▶ [REQUIREMENT]
Your answer should be every line of the records that contains the word "Ibtihel", copied as it stands.

▶ [DATA FOR ANALYSIS]

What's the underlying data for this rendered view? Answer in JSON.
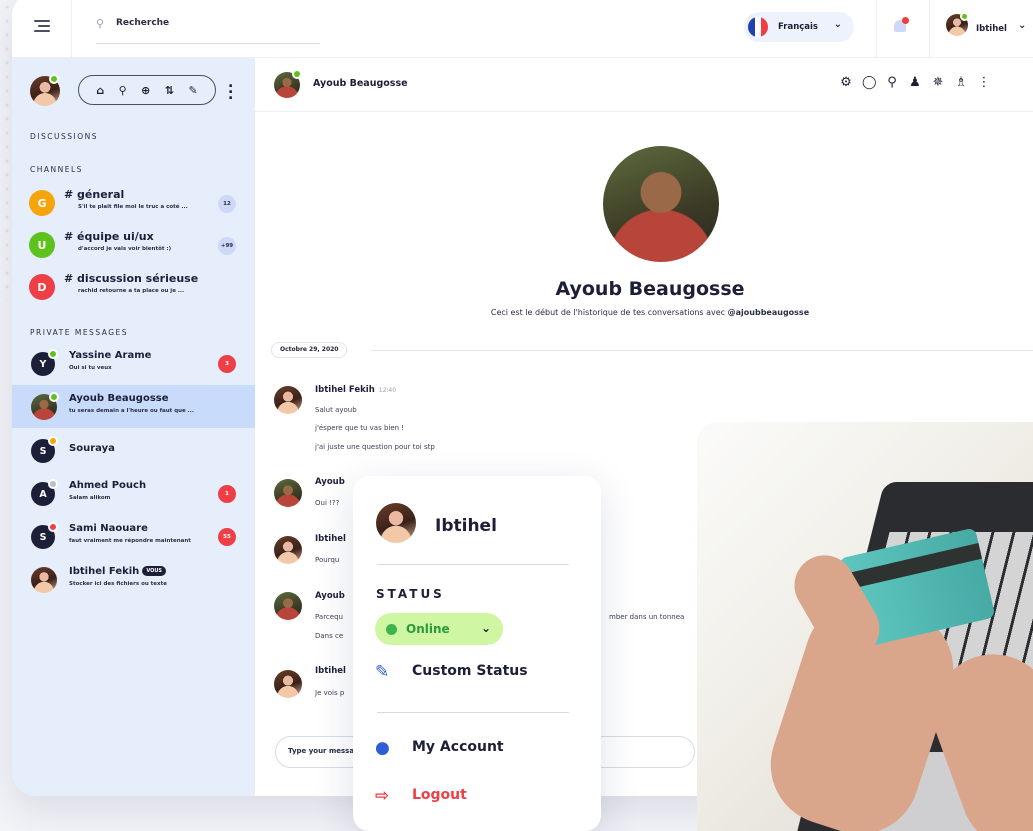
{
  "topbar": {
    "search_placeholder": "Recherche",
    "language": "Français",
    "user": "Ibtihel"
  },
  "sidebar": {
    "discussions_label": "DISCUSSIONS",
    "channels_label": "CHANNELS",
    "private_label": "PRIVATE MESSAGES",
    "channels": [
      {
        "letter": "G",
        "name": "# géneral",
        "preview": "S'il te plait file moi le truc a coté ...",
        "count": "12",
        "color": "#f5a50a"
      },
      {
        "letter": "U",
        "name": "# équipe ui/ux",
        "preview": "d'accord je vais voir bientôt :)",
        "count": "+99",
        "color": "#5ec21c"
      },
      {
        "letter": "D",
        "name": "# discussion sérieuse",
        "preview": "rachid retourne a ta place ou je ...",
        "count": "",
        "color": "#ee3f46"
      }
    ],
    "private_messages": [
      {
        "name": "Yassine Arame",
        "preview": "Oui si tu veux",
        "count": "3",
        "letter": "Y",
        "status": "#5ec21c"
      },
      {
        "name": "Ayoub Beaugosse",
        "preview": "tu seras demain a l'heure ou faut que ...",
        "count": "",
        "status": "#5ec21c"
      },
      {
        "name": "Souraya",
        "preview": "",
        "count": "",
        "letter": "S",
        "status": "#f5a50a"
      },
      {
        "name": "Ahmed Pouch",
        "preview": "Salam alikom",
        "count": "1",
        "letter": "A",
        "status": "#b5bfd6"
      },
      {
        "name": "Sami Naouare",
        "preview": "faut vraiment me répondre maintenant",
        "count": "55",
        "letter": "S",
        "status": "#ee3f46"
      },
      {
        "name": "Ibtihel Fekih",
        "badge": "VOUS",
        "preview": "Stocker ici des fichiers ou texte",
        "count": ""
      }
    ]
  },
  "chat": {
    "title": "Ayoub Beaugosse",
    "profile_name": "Ayoub Beaugosse",
    "intro": "Ceci est le début de l'historique de tes conversations avec",
    "handle": "@ajoubbeaugosse",
    "date": "Octobre 29, 2020",
    "messages": [
      {
        "author": "Ibtihel Fekih",
        "time": "12:40",
        "lines": [
          "Salut ayoub",
          "j'éspere que tu vas bien !",
          "j'ai juste une question pour toi stp"
        ]
      },
      {
        "author": "Ayoub",
        "lines": [
          "Oui !??"
        ]
      },
      {
        "author": "Ibtihel",
        "lines": [
          "Pourqu"
        ]
      },
      {
        "author": "Ayoub",
        "lines": [
          "Parcequ",
          "Dans ce"
        ],
        "tail": "mber dans un tonnea"
      },
      {
        "author": "Ibtihel",
        "lines": [
          "Je vois p"
        ]
      }
    ],
    "composer_placeholder": "Type your messa"
  },
  "dropdown": {
    "name": "Ibtihel",
    "status_label": "STATUS",
    "status_value": "Online",
    "custom_status": "Custom Status",
    "my_account": "My Account",
    "logout": "Logout",
    "colors": {
      "online_bg": "#cff6a3",
      "online_text": "#2b9a3a",
      "logout": "#ee3f46",
      "accent": "#2f5ed6"
    }
  }
}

▶ [SOLUTION BELOW]
    "user": "Ibtihel"
        "name": "Ibtihel Fekih",
        "author": "Ibtihel Fekih",
        "author": "Ibtihel",
        "author": "Ibtihel",
    "name": "Ibtihel",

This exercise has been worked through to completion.